You will encounter many driving obstacles at the Baja SAE competition, and these are some of the important ones to train for. Note that driving the car aggressively with high amounts of slip on the tires in maneuvers like the slalom, hair-pin turn, and skid pad testing will wear the tires heavily. Plan to purchase spare tires to use for practice and make sure to have good tires for competition.
The following maneuvers have in common that they are usually flat or slightly uneven ground, but are not special to off-road obstacles like rocks and logs
Expect a slalom on every Land Maneuverability course. Usually it is set up with cones or other obstacles set around 12-15 feet apart. Start your drivers training on a row of at least 4 cones on dirt/gravel set at a distance of 20 feet apart. Teach them to use a fluid motion working the steering wheel left and right, and to begin the turn before each cone, not immediately after. Imagine a sinusoidal input to the steering wheel. Once the driver is able to take the slalom at speed you can decrease the distance between cones. Repeat the exercise until the cone spacing is as tight as the driver can possibly manage. For the tightest slalom, the driver will have to use techniques to drift the rear tires, and the suspension should be set up for the appropriate roll stiffness to achieve that.
Once the driver can execute a single pass of the slalom, consider training for the hair-pin turn at the last cone and continuing the slalom in the opposite direction. Also, practice entering the slalom from both sides so your training is balanced between left-hand and right hand turns. A video with driving instruction for regular cars on asphalt, but the principles are the same: https://youtu.be/0rIH61q23O8?t=37
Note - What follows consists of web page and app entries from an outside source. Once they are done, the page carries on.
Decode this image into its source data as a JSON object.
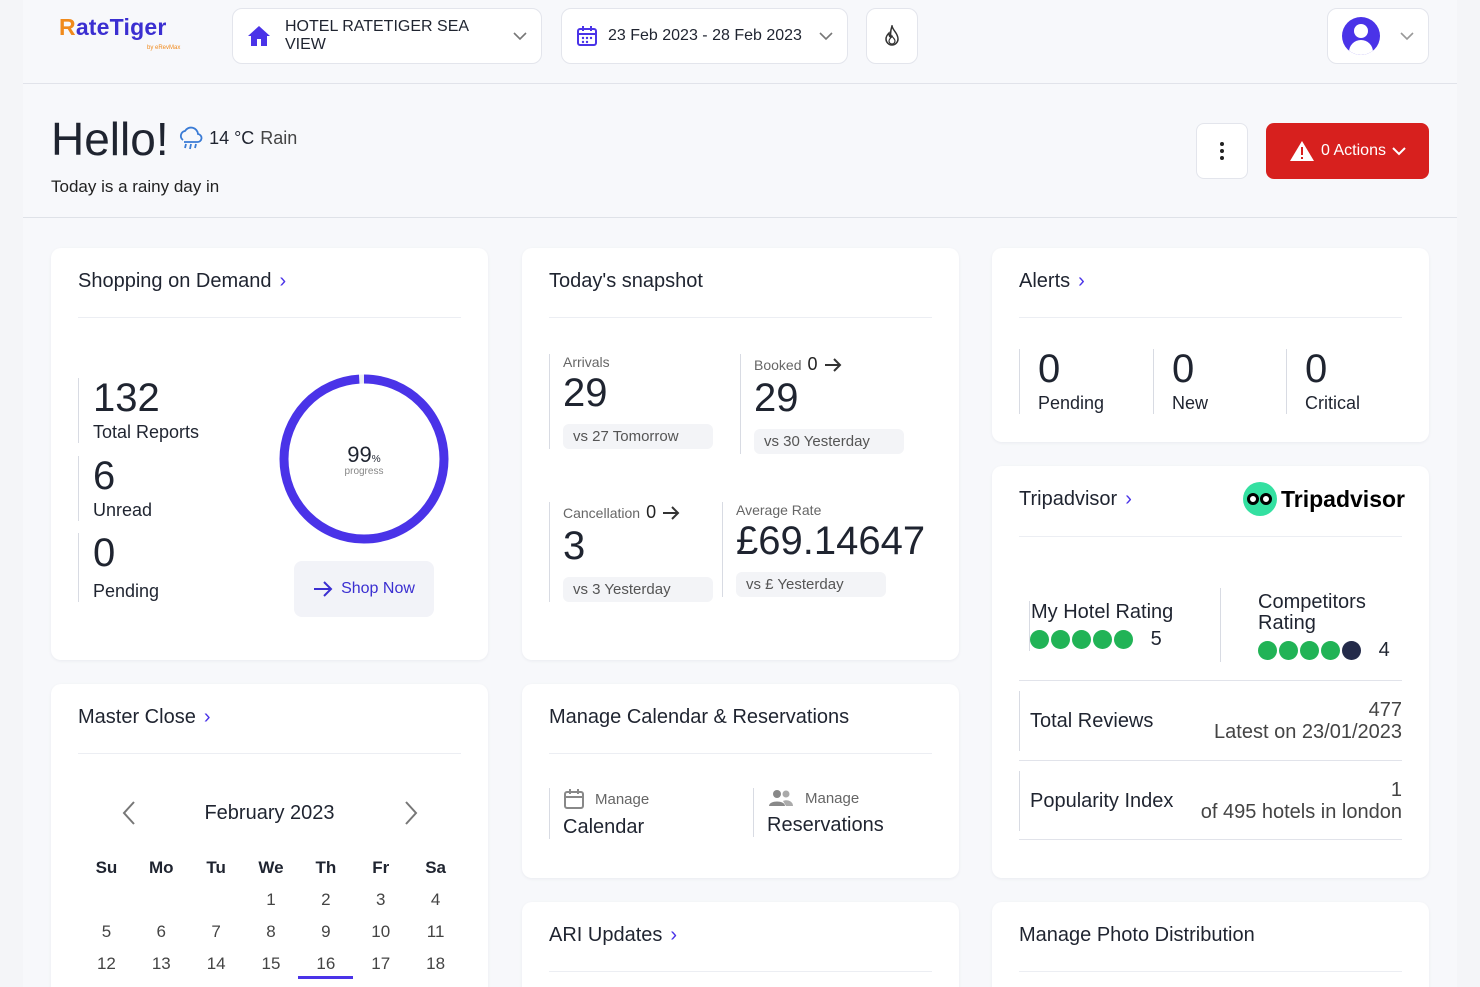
{
  "header": {
    "logo_text": "RateTiger",
    "logo_sub": "by eRevMax",
    "hotel": "HOTEL RATETIGER SEA VIEW",
    "date_range": "23 Feb 2023 - 28 Feb 2023",
    "accent": "#4a33e8"
  },
  "greeting": {
    "hello": "Hello!",
    "temp": "14 °C",
    "condition": "Rain",
    "subtitle": "Today is a rainy day in",
    "actions_label": "0 Actions",
    "actions_color": "#d7201e"
  },
  "shopping": {
    "title": "Shopping on Demand",
    "total_reports": "132",
    "total_reports_label": "Total Reports",
    "unread": "6",
    "unread_label": "Unread",
    "pending": "0",
    "pending_label": "Pending",
    "progress_value": "99",
    "progress_unit": "%",
    "progress_label": "progress",
    "progress_fraction": 0.99,
    "shop_now": "Shop Now"
  },
  "snapshot": {
    "title": "Today's snapshot",
    "arrivals_label": "Arrivals",
    "arrivals": "29",
    "arrivals_cmp": "vs 27 Tomorrow",
    "booked_label": "Booked",
    "booked_delta": "0",
    "booked": "29",
    "booked_cmp": "vs 30 Yesterday",
    "cancel_label": "Cancellation",
    "cancel_delta": "0",
    "cancel": "3",
    "cancel_cmp": "vs 3 Yesterday",
    "avg_label": "Average Rate",
    "avg": "£69.14647",
    "avg_cmp": "vs £ Yesterday"
  },
  "alerts": {
    "title": "Alerts",
    "pending": "0",
    "pending_label": "Pending",
    "new": "0",
    "new_label": "New",
    "critical": "0",
    "critical_label": "Critical"
  },
  "tripadvisor": {
    "title": "Tripadvisor",
    "brand": "Tripadvisor",
    "my_rating_label": "My Hotel Rating",
    "my_rating": "5",
    "comp_rating_label_1": "Competitors",
    "comp_rating_label_2": "Rating",
    "comp_rating": "4",
    "total_reviews_label": "Total Reviews",
    "total_reviews": "477",
    "latest": "Latest on 23/01/2023",
    "popularity_label": "Popularity Index",
    "popularity": "1",
    "popularity_of": "of 495 hotels in london"
  },
  "master_close": {
    "title": "Master Close",
    "month": "February 2023",
    "dow": [
      "Su",
      "Mo",
      "Tu",
      "We",
      "Th",
      "Fr",
      "Sa"
    ],
    "weeks": [
      [
        "",
        "",
        "",
        "1",
        "2",
        "3",
        "4"
      ],
      [
        "5",
        "6",
        "7",
        "8",
        "9",
        "10",
        "11"
      ],
      [
        "12",
        "13",
        "14",
        "15",
        "16",
        "17",
        "18"
      ]
    ],
    "today": "16"
  },
  "manage_calendar": {
    "title": "Manage Calendar & Reservations",
    "cal_small": "Manage",
    "cal_big": "Calendar",
    "res_small": "Manage",
    "res_big": "Reservations"
  },
  "ari": {
    "title": "ARI Updates"
  },
  "photo": {
    "title": "Manage Photo Distribution"
  }
}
Set a cone at a distance of at least 20 feet and direct the driver to accelerate at full speed towards it and make the turn as tight and fast as possible and return. You can set two cones and have the driver run this obstacle back and forth, or do a figure-of-8 maneuver to practice both left and right hand turns. For the tightest hair-pin turn, the driver will have to use techniques to drift the rear tires, and the suspension should be set up for the appropriate weight transfer to achieve that.
To drift a turn the driver must modulate the accelerator pedal so that the engine applied torque on the rear tire(s) is high enough to increase the tire slip for a high, but controllable amount of vehicle yaw. This way of turning with high tire slip can make a car maneuver around an obstacle at a tighter radius than the Ackermann steering radius would allow at low speed. Because the Baja car has a very low power-to-weight ratio, you generally must have enough roll stiffness in the rear in order to transfer all or most of the tractive effort to the outside tire in a corner in order to achieve this slip. That is why the old swing-arm cars with inherently high roll-stiffness in the back could drift so easily, but at the cost of other handling characteristics like higher speed steady state cornering.
To practice cornering at high speed, set up a skid pad on dirt/gravel. Place cones or spray paint a line in a circle and instruct the driver to drive outside this circle at the vehicle's max speed. Repeat with several different radius circles. The driver should get feedback from the steering wheel as well as a sense of the vehicle's yaw as it approaches the tire limit. Depending on the tires and ground surface, the transition from low speed cornering to limit cornering and beyond may be forgiving or unforgiving. Unforgiving tires will give little indication that they are approaching the limit of slip until it is too late and the car is spinning. Instruct the driver to get a familiarity with using the accelerator pedal to make steering corrections to the car by increasing/decreasing rear tire slip... it is usually best not to work the steering wheel much once you are in the turn. Add accelerator pedal to increase your radius, and ease off the accelerator to decrease it.
A land maneuverability course will have some large sweeping radii that you should be comfortable taking at the maximum speed your vehicle allows. More importantly, the endurance race course will have many large radius turns that should be taken as fast as possible, within the driver's skill.
Straight Line Accel/Braking
Train drivers for digital driving. In straightaways there is little risk of losing control from heavy acceleration or braking, so teach drivers to have comfort going to full throttle soon after exiting a corner and using heavy braking right before an obstacle. Teach the drivers to pump the brakes during a skid if the car starts to get sideways (like you used to in the days before Anti-lock brakes). The all-on or all-off nature of using the brakes and accelerator this way is why it is called 'digital driving.' This obviously maximizes time at top speed and top acceleration, and is an aggressive driving style you need to use in racing.